In a move seen by many Environmental Protection Agency staffers as an effort to “suppress information on environmental and public health-related topics,” the Bush administration took a wrecking ball to the EPA’s network of technical libraries in 2006, locking the doors of some libraries and removing scads of materials from collections. Now the outrage expressed by scientists and librarians seems to have had an effect. High Country News reports that at least four of the closed libraries have been reopened and access to some library holdings restored.
But how much damage was done in the interim? According to HCN, the public, agency staffers, and outside researchers lost access to thousands of documents that were moved into repositories where they would supposedly be digitized. But those repositories “have grown into giant information dumps whose contents will remain un-cataloged for years to come.”
A press release by Public Employees for Environmental Responsibility (PEER) quotes its associate director, Carol Goldberg, saying that even with the reopenings, “EPA will still accord its own scientists and the public less access to information than it did back in 2005,” and the closures leave in their “wake scattered and incomplete collections.” Among the libraries the administration locked up was a specialized chemical library, which was closed “with no notice to the scientists who rely on those holdings to analyze new pesticides and toxic chemicals,” according to HCN. PEER says a “small portion of holdings” from that library will now be available at an EPA headquarters library as a “special Chemical Collection.”

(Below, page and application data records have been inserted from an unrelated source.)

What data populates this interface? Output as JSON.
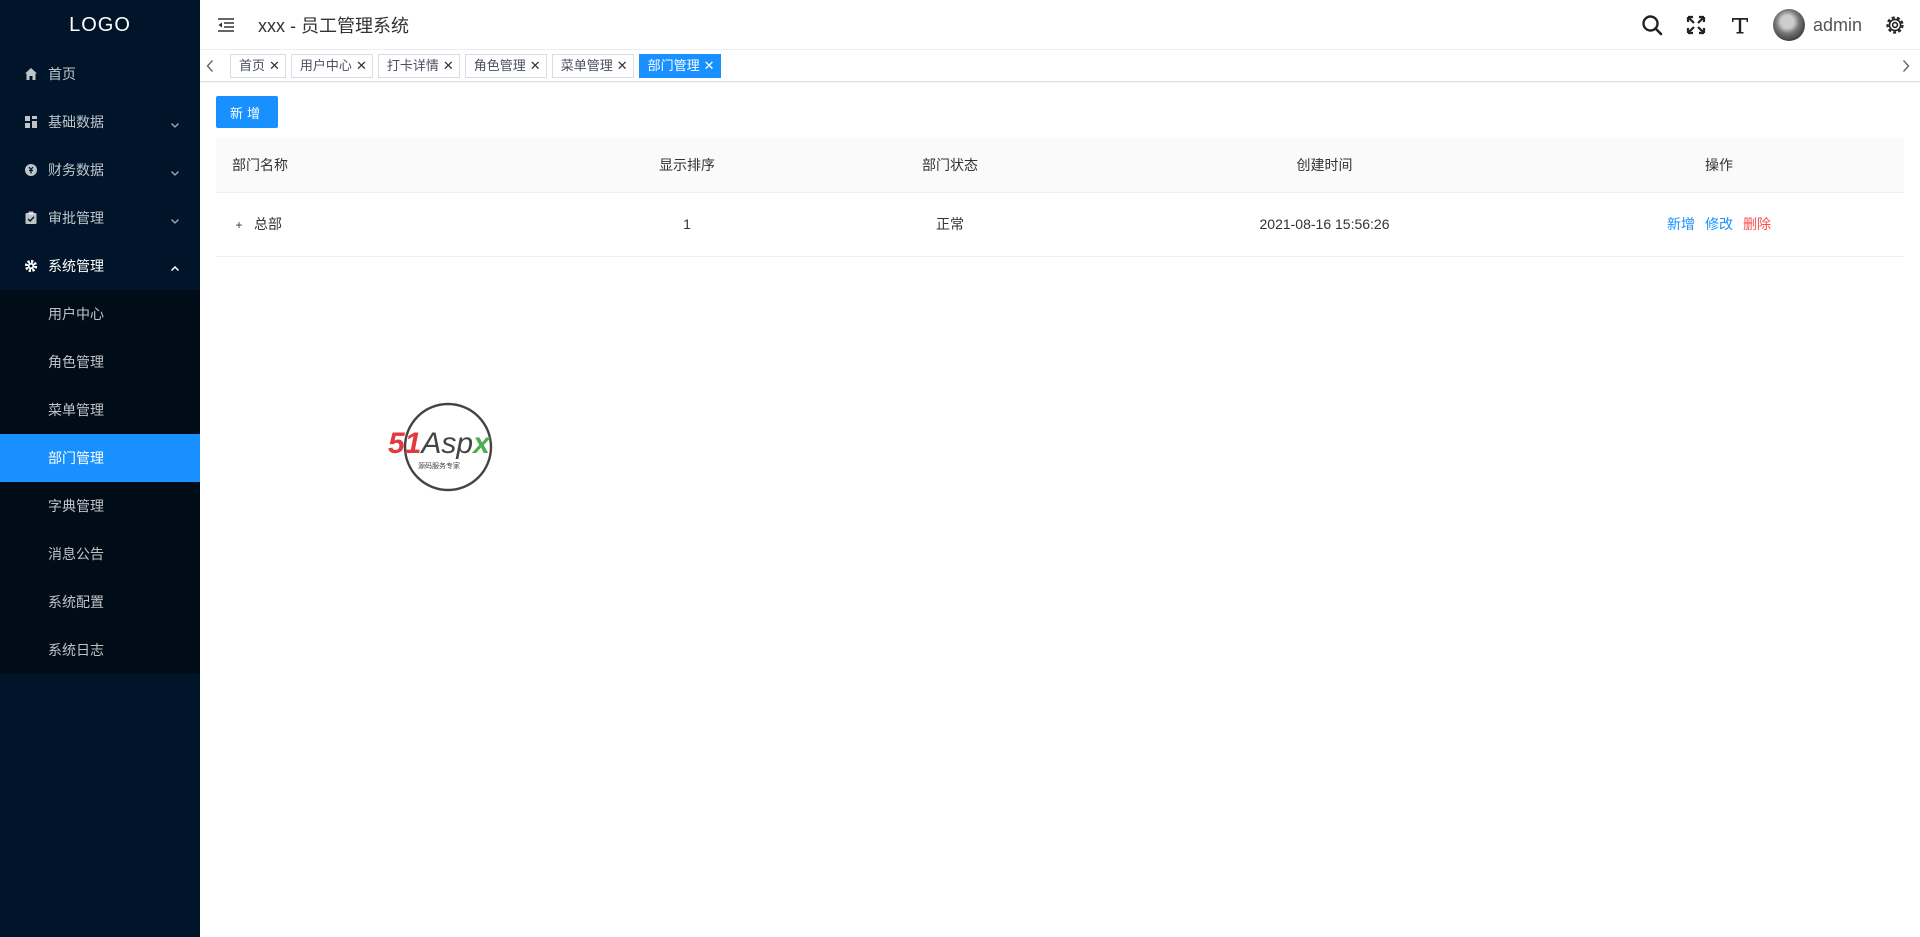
{
  "sidebar": {
    "logo": "LOGO",
    "menu": [
      {
        "label": "首页",
        "icon": "home-icon"
      },
      {
        "label": "基础数据",
        "icon": "grid-icon"
      },
      {
        "label": "财务数据",
        "icon": "money-icon"
      },
      {
        "label": "审批管理",
        "icon": "approve-icon"
      },
      {
        "label": "系统管理",
        "icon": "gear-icon"
      }
    ],
    "submenu": [
      "用户中心",
      "角色管理",
      "菜单管理",
      "部门管理",
      "字典管理",
      "消息公告",
      "系统配置",
      "系统日志"
    ]
  },
  "header": {
    "title": "xxx - 员工管理系统",
    "username": "admin"
  },
  "tabs": [
    {
      "label": "首页"
    },
    {
      "label": "用户中心"
    },
    {
      "label": "打卡详情"
    },
    {
      "label": "角色管理"
    },
    {
      "label": "菜单管理"
    },
    {
      "label": "部门管理"
    }
  ],
  "toolbar": {
    "add_label": "新增"
  },
  "table": {
    "columns": [
      "部门名称",
      "显示排序",
      "部门状态",
      "创建时间",
      "操作"
    ],
    "rows": [
      {
        "name": "总部",
        "sort": "1",
        "status": "正常",
        "created": "2021-08-16 15:56:26",
        "expand": "+"
      }
    ],
    "actions": {
      "add": "新增",
      "edit": "修改",
      "delete": "删除"
    }
  },
  "watermark": {
    "brand": "51Aspx",
    "tagline": "源码服务专家"
  },
  "colors": {
    "primary": "#1890ff",
    "sidebar": "#001529",
    "danger": "#ff4d4f"
  }
}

Much remains unknown about the fallout from the closures, according to president of the American Library Association, Jim Retting, whose congressional testimony on the matter is quoted by HCN. Retting told Congress:
Unfortunately, there continues to be a lot that we don't know: exactly what materials have been being shipped around the country, whether there are duplicate materials in other EPA libraries, whether these items have been or will be digitized, and whether a record is being kept of what is being dispersed and what is being discarded. We remain concerned that years of research and studies about the environment may be lost forever.